## TASK TO COMPLETE
Restate all of the data below word for word.

## RECORDED INFORMATION

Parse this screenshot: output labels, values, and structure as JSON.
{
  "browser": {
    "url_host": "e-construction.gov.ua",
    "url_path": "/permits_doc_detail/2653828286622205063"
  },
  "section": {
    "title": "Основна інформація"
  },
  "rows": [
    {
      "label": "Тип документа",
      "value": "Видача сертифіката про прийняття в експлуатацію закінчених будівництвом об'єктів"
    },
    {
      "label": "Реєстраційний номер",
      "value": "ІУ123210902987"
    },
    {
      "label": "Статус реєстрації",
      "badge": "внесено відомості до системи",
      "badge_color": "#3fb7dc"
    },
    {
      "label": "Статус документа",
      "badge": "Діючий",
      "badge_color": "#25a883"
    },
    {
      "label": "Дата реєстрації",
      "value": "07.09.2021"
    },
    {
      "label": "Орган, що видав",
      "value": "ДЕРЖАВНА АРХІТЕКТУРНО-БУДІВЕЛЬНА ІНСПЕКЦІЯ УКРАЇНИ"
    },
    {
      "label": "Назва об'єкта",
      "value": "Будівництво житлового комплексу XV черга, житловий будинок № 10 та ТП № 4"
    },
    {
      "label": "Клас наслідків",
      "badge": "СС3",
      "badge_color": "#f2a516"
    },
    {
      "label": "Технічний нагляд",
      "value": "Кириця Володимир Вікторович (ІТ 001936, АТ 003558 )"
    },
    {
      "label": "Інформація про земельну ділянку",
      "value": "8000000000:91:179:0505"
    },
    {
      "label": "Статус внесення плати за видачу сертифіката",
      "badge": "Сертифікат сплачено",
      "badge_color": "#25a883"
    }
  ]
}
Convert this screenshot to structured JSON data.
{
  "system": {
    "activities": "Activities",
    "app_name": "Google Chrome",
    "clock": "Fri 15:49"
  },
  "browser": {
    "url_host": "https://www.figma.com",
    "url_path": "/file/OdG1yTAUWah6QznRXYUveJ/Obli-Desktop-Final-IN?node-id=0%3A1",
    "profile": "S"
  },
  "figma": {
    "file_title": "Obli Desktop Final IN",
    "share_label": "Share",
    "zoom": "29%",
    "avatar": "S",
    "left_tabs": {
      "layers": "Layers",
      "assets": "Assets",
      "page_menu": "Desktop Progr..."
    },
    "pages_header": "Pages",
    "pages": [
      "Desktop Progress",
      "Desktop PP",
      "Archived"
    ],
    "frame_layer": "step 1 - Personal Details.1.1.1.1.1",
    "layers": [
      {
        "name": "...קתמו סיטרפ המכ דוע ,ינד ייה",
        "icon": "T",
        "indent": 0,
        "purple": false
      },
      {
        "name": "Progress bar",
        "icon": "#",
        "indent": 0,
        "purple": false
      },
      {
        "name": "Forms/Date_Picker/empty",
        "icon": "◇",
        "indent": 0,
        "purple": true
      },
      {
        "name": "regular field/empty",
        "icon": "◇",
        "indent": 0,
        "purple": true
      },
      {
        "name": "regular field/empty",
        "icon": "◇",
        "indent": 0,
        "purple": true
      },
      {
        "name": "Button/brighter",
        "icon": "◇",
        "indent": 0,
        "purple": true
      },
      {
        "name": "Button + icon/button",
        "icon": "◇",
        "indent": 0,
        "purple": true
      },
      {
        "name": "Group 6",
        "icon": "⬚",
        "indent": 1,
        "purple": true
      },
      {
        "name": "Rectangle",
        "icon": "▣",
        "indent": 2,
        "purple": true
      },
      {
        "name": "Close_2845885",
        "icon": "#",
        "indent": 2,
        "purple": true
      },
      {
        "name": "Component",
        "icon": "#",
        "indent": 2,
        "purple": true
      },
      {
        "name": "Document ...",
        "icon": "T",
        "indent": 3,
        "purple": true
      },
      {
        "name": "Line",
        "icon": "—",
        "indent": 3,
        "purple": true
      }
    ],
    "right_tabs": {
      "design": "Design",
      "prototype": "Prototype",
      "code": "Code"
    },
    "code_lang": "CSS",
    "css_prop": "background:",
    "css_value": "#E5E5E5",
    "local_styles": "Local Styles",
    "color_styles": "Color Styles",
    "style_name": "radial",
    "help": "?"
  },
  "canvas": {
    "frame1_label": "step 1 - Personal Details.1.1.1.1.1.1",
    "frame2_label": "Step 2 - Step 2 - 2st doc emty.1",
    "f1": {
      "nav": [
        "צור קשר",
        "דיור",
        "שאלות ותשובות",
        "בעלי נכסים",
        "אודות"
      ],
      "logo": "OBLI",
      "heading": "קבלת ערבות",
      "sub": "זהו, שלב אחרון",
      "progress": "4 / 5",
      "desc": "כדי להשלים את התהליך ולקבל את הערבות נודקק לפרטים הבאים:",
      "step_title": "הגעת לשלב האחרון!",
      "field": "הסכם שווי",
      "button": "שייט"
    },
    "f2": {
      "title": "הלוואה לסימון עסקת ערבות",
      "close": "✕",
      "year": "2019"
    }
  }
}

## TASK OUTPUT
Parse this screenshot: output labels, values, and structure as JSON.
{
  "browser": {
    "url_host": "e-construction.gov.ua",
    "url_path": "/permits_doc_detail/2653828286622205063"
  },
  "section": {
    "title": "Основна інформація"
  },
  "rows": [
    {
      "label": "Тип документа",
      "value": "Видача сертифіката про прийняття в експлуатацію закінчених будівництвом об'єктів"
    },
    {
      "label": "Реєстраційний номер",
      "value": "ІУ123210902987"
    },
    {
      "label": "Статус реєстрації",
      "badge": "внесено відомості до системи",
      "badge_color": "#3fb7dc"
    },
    {
      "label": "Статус документа",
      "badge": "Діючий",
      "badge_color": "#25a883"
    },
    {
      "label": "Дата реєстрації",
      "value": "07.09.2021"
    },
    {
      "label": "Орган, що видав",
      "value": "ДЕРЖАВНА АРХІТЕКТУРНО-БУДІВЕЛЬНА ІНСПЕКЦІЯ УКРАЇНИ"
    },
    {
      "label": "Назва об'єкта",
      "value": "Будівництво житлового комплексу XV черга, житловий будинок № 10 та ТП № 4"
    },
    {
      "label": "Клас наслідків",
      "badge": "СС3",
      "badge_color": "#f2a516"
    },
    {
      "label": "Технічний нагляд",
      "value": "Кириця Володимир Вікторович (ІТ 001936, АТ 003558 )"
    },
    {
      "label": "Інформація про земельну ділянку",
      "value": "8000000000:91:179:0505"
    },
    {
      "label": "Статус внесення плати за видачу сертифіката",
      "badge": "Сертифікат сплачено",
      "badge_color": "#25a883"
    }
  ]
}
Convert this screenshot to structured JSON data.
{
  "system": {
    "activities": "Activities",
    "app_name": "Google Chrome",
    "clock": "Fri 15:49"
  },
  "browser": {
    "url_host": "https://www.figma.com",
    "url_path": "/file/OdG1yTAUWah6QznRXYUveJ/Obli-Desktop-Final-IN?node-id=0%3A1",
    "profile": "S"
  },
  "figma": {
    "file_title": "Obli Desktop Final IN",
    "share_label": "Share",
    "zoom": "29%",
    "avatar": "S",
    "left_tabs": {
      "layers": "Layers",
      "assets": "Assets",
      "page_menu": "Desktop Progr..."
    },
    "pages_header": "Pages",
    "pages": [
      "Desktop Progress",
      "Desktop PP",
      "Archived"
    ],
    "frame_layer": "step 1 - Personal Details.1.1.1.1.1",
    "layers": [
      {
        "name": "...קתמו סיטרפ המכ דוע ,ינד ייה",
        "icon": "T",
        "indent": 0,
        "purple": false
      },
      {
        "name": "Progress bar",
        "icon": "#",
        "indent": 0,
        "purple": false
      },
      {
        "name": "Forms/Date_Picker/empty",
        "icon": "◇",
        "indent": 0,
        "purple": true
      },
      {
        "name": "regular field/empty",
        "icon": "◇",
        "indent": 0,
        "purple": true
      },
      {
        "name": "regular field/empty",
        "icon": "◇",
        "indent": 0,
        "purple": true
      },
      {
        "name": "Button/brighter",
        "icon": "◇",
        "indent": 0,
        "purple": true
      },
      {
        "name": "Button + icon/button",
        "icon": "◇",
        "indent": 0,
        "purple": true
      },
      {
        "name": "Group 6",
        "icon": "⬚",
        "indent": 1,
        "purple": true
      },
      {
        "name": "Rectangle",
        "icon": "▣",
        "indent": 2,
        "purple": true
      },
      {
        "name": "Close_2845885",
        "icon": "#",
        "indent": 2,
        "purple": true
      },
      {
        "name": "Component",
        "icon": "#",
        "indent": 2,
        "purple": true
      },
      {
        "name": "Document ...",
        "icon": "T",
        "indent": 3,
        "purple": true
      },
      {
        "name": "Line",
        "icon": "—",
        "indent": 3,
        "purple": true
      }
    ],
    "right_tabs": {
      "design": "Design",
      "prototype": "Prototype",
      "code": "Code"
    },
    "code_lang": "CSS",
    "css_prop": "background:",
    "css_value": "#E5E5E5",
    "local_styles": "Local Styles",
    "color_styles": "Color Styles",
    "style_name": "radial",
    "help": "?"
  },
  "canvas": {
    "frame1_label": "step 1 - Personal Details.1.1.1.1.1.1",
    "frame2_label": "Step 2 - Step 2 - 2st doc emty.1",
    "f1": {
      "nav": [
        "צור קשר",
        "דיור",
        "שאלות ותשובות",
        "בעלי נכסים",
        "אודות"
      ],
      "logo": "OBLI",
      "heading": "קבלת ערבות",
      "sub": "זהו, שלב אחרון",
      "progress": "4 / 5",
      "desc": "כדי להשלים את התהליך ולקבל את הערבות נודקק לפרטים הבאים:",
      "step_title": "הגעת לשלב האחרון!",
      "field": "הסכם שווי",
      "button": "שייט"
    },
    "f2": {
      "title": "הלוואה לסימון עסקת ערבות",
      "close": "✕",
      "year": "2019"
    }
  }
}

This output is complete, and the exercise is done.